For the first time ever, the newest CoverGirl is a boy. Yeah, it's a big deal.
Oct. 11, 2016, was a life-changing day for YouTuber, famed Instagrammer, and makeup artist James Charles.
The 17-year-old announced he was the newest face for iconic beauty brand CoverGirl.
It was the first time ever that a boy landed the role of brand ambassador for the brand.
The big moment wasn't wasted on Charles, who wrote on Instagram that he was "so beyond excited and overwhelmed and happy and astonished and of course, SHOOK" over the huge news.
"I truly hope that this shows that anyone and everyone can wear makeup and can do anything if you work hard."
"Hey, if a random 17-year-old guy can [wear makeup], you DEFINITELY can too!” he said.

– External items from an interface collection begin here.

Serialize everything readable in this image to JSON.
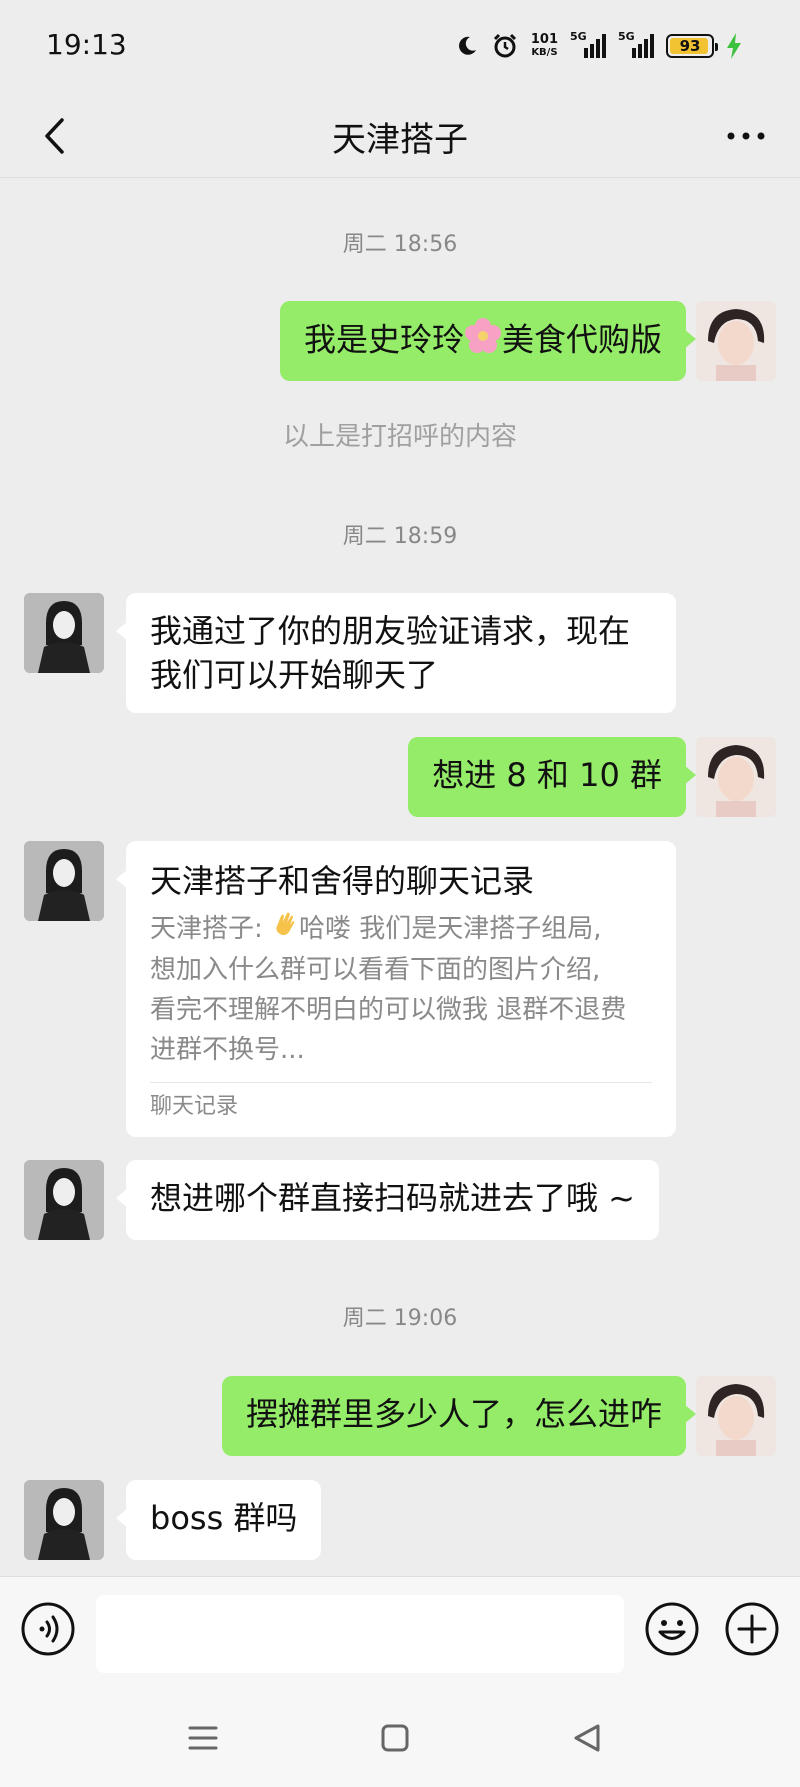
{
  "status_bar": {
    "time": "19:13",
    "net_speed_value": "101",
    "net_speed_unit": "KB/S",
    "signal_1_label": "5G",
    "signal_2_label": "5G",
    "battery": "93"
  },
  "header": {
    "title": "天津搭子"
  },
  "messages": {
    "ts1": "周二 18:56",
    "m1_part1": "我是史玲玲",
    "m1_part2": "美食代购版",
    "hint": "以上是打招呼的内容",
    "ts2": "周二 18:59",
    "m2_line1": "我通过了你的朋友验证请求，现在",
    "m2_line2": "我们可以开始聊天了",
    "m3": "想进 8 和 10 群",
    "record_title": "天津搭子和舍得的聊天记录",
    "record_preview_prefix": "天津搭子: ",
    "record_preview_line1": "哈喽 我们是天津搭子组局,",
    "record_preview_line2": "想加入什么群可以看看下面的图片介绍,",
    "record_preview_line3": "看完不理解不明白的可以微我 退群不退费",
    "record_preview_line4": "进群不换号...",
    "record_label": "聊天记录",
    "m5": "想进哪个群直接扫码就进去了哦 ~",
    "ts3": "周二 19:06",
    "m6": "摆摊群里多少人了，怎么进咋",
    "m7": "boss 群吗"
  },
  "input": {
    "placeholder": ""
  },
  "colors": {
    "sent_bubble": "#95ec69",
    "received_bubble": "#ffffff",
    "background": "#ededed",
    "battery": "#f1c232"
  },
  "icons": {
    "back": "chevron-left-icon",
    "more": "more-dots-icon",
    "voice": "voice-icon",
    "emoji": "emoji-icon",
    "plus": "plus-icon",
    "wave": "waving-hand-icon",
    "flower": "cherry-blossom-icon"
  }
}
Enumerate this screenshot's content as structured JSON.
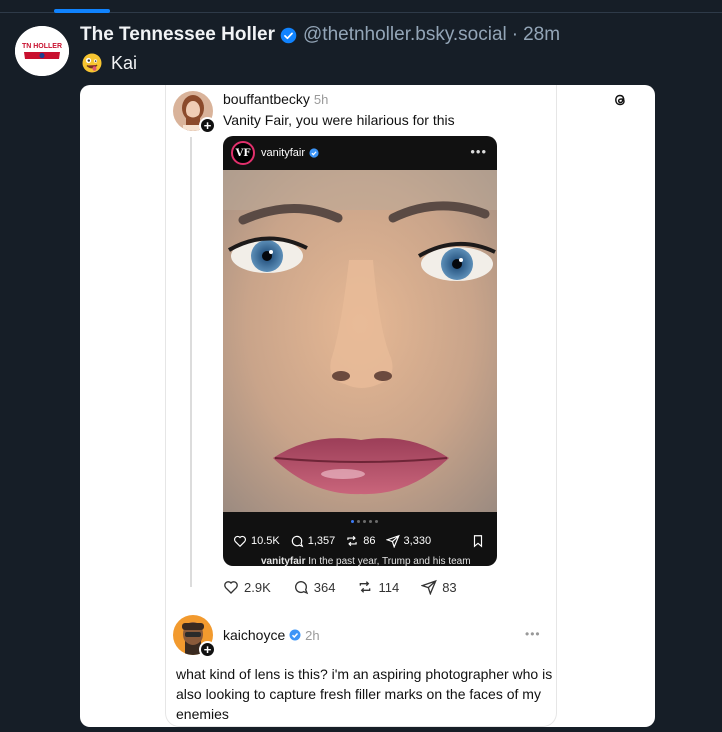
{
  "post": {
    "author_name": "The Tennessee Holler",
    "handle": "@thetnholler.bsky.social",
    "separator": "·",
    "time": "28m",
    "text": "Kai",
    "avatar_text": "TN HOLLER"
  },
  "embed": {
    "original": {
      "username": "bouffantbecky",
      "time": "5h",
      "text": "Vanity Fair, you were hilarious for this"
    },
    "instagram": {
      "logo": "VF",
      "username": "vanityfair",
      "more": "•••",
      "likes": "10.5K",
      "comments": "1,357",
      "reposts": "86",
      "shares": "3,330",
      "caption_user": "vanityfair",
      "caption": "In the past year, Trump and his team"
    },
    "post_actions": {
      "likes": "2.9K",
      "replies": "364",
      "reposts": "114",
      "shares": "83"
    },
    "reply": {
      "username": "kaichoyce",
      "time": "2h",
      "more": "•••",
      "text": "what kind of lens is this? i'm an aspiring photographer who is also looking to capture fresh filler marks on the faces of my enemies"
    }
  },
  "colors": {
    "background": "#161e27",
    "accent": "#1083fe",
    "muted": "#93a5b7"
  }
}
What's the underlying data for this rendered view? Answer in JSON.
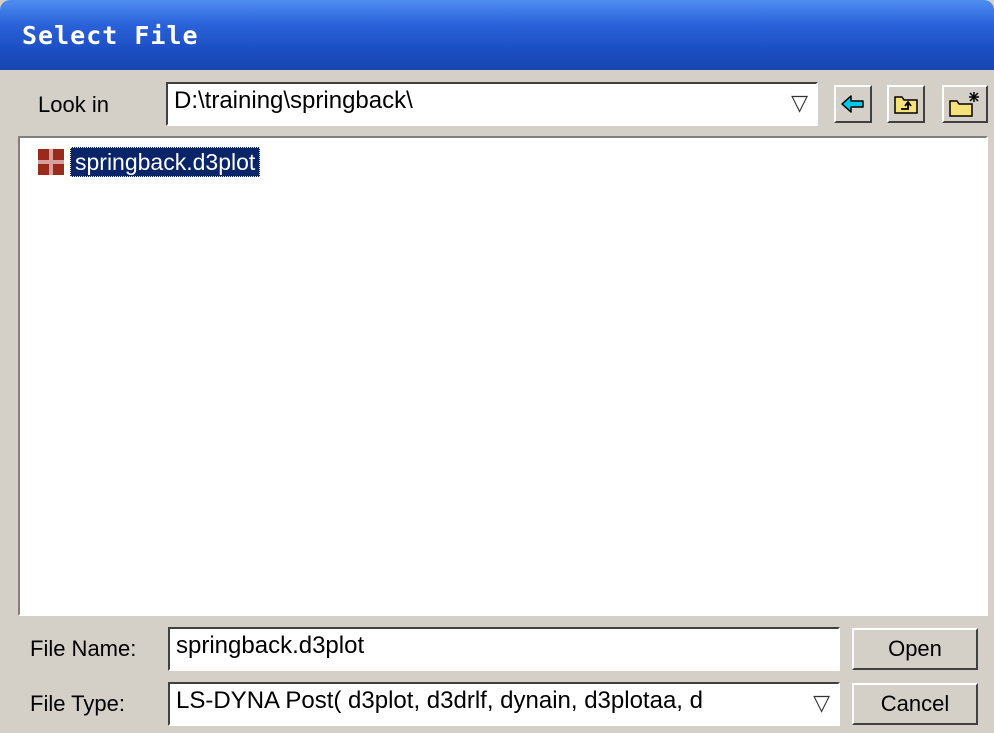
{
  "window": {
    "title": "Select File"
  },
  "look_in": {
    "label": "Look in",
    "value": "D:\\training\\springback\\",
    "dropdown_glyph": "▽"
  },
  "toolbar": {
    "back_icon": "back-arrow-icon",
    "up_icon": "up-folder-icon",
    "new_folder_icon": "new-folder-icon",
    "back_color": "#00c8e8"
  },
  "files": [
    {
      "name": "springback.d3plot",
      "icon": "d3plot-file-icon",
      "selected": true
    }
  ],
  "file_name": {
    "label": "File Name:",
    "value": "springback.d3plot"
  },
  "file_type": {
    "label": "File Type:",
    "value": "LS-DYNA Post( d3plot, d3drlf, dynain, d3plotaa, d",
    "dropdown_glyph": "▽"
  },
  "buttons": {
    "open": "Open",
    "cancel": "Cancel"
  },
  "colors": {
    "title_bar": "#2a62d9",
    "selection": "#0a246a",
    "face": "#d4d0c8"
  }
}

Charles understands his CoverGirl title is a big win for anyone out there who feels like they can't express themselves because of societal expectations.
“Breaking gender norms just comes instantly as soon as a boy is comfortable and confident enough to put on makeup," he told BuzzFeed.
Fans and supporters couldn't have been more excited to hear Charles' life-changing news.
Because, hey — 2016 could use a little uplifting news right about now.
Folks were elated over what this may mean for countless other boys out there.
Some couldn't keep the smiles off their faces.
And others noted the moment was a win for all of humanity.
This isn't just awesome news for Charles. His CoverGirl gig is the latest crumbling of that age-old gender barrier that harms all of us.
From kids' toys and clothing brands to martial arts clubs and dads with painted fingernails, oppressive gender norms are dying out. Because we've come a long way in understanding gender isn't a binary concept.
This news might put some people a bit on edge (and if "some people" includes you — that's OK to admit!). Evolving cultural ideas and expectations can be scary and uncomfortable at first.
But it's important to understand that it's harmful to tell our kids that boys don't cry (or wear makeup, for that matter). And it hinders our girls when we subtly sway them from pursuing careers in math or science. The more we get the dangers of gender norms — and the importance of just being yourself — the better off we'll be.
Take it from Charles: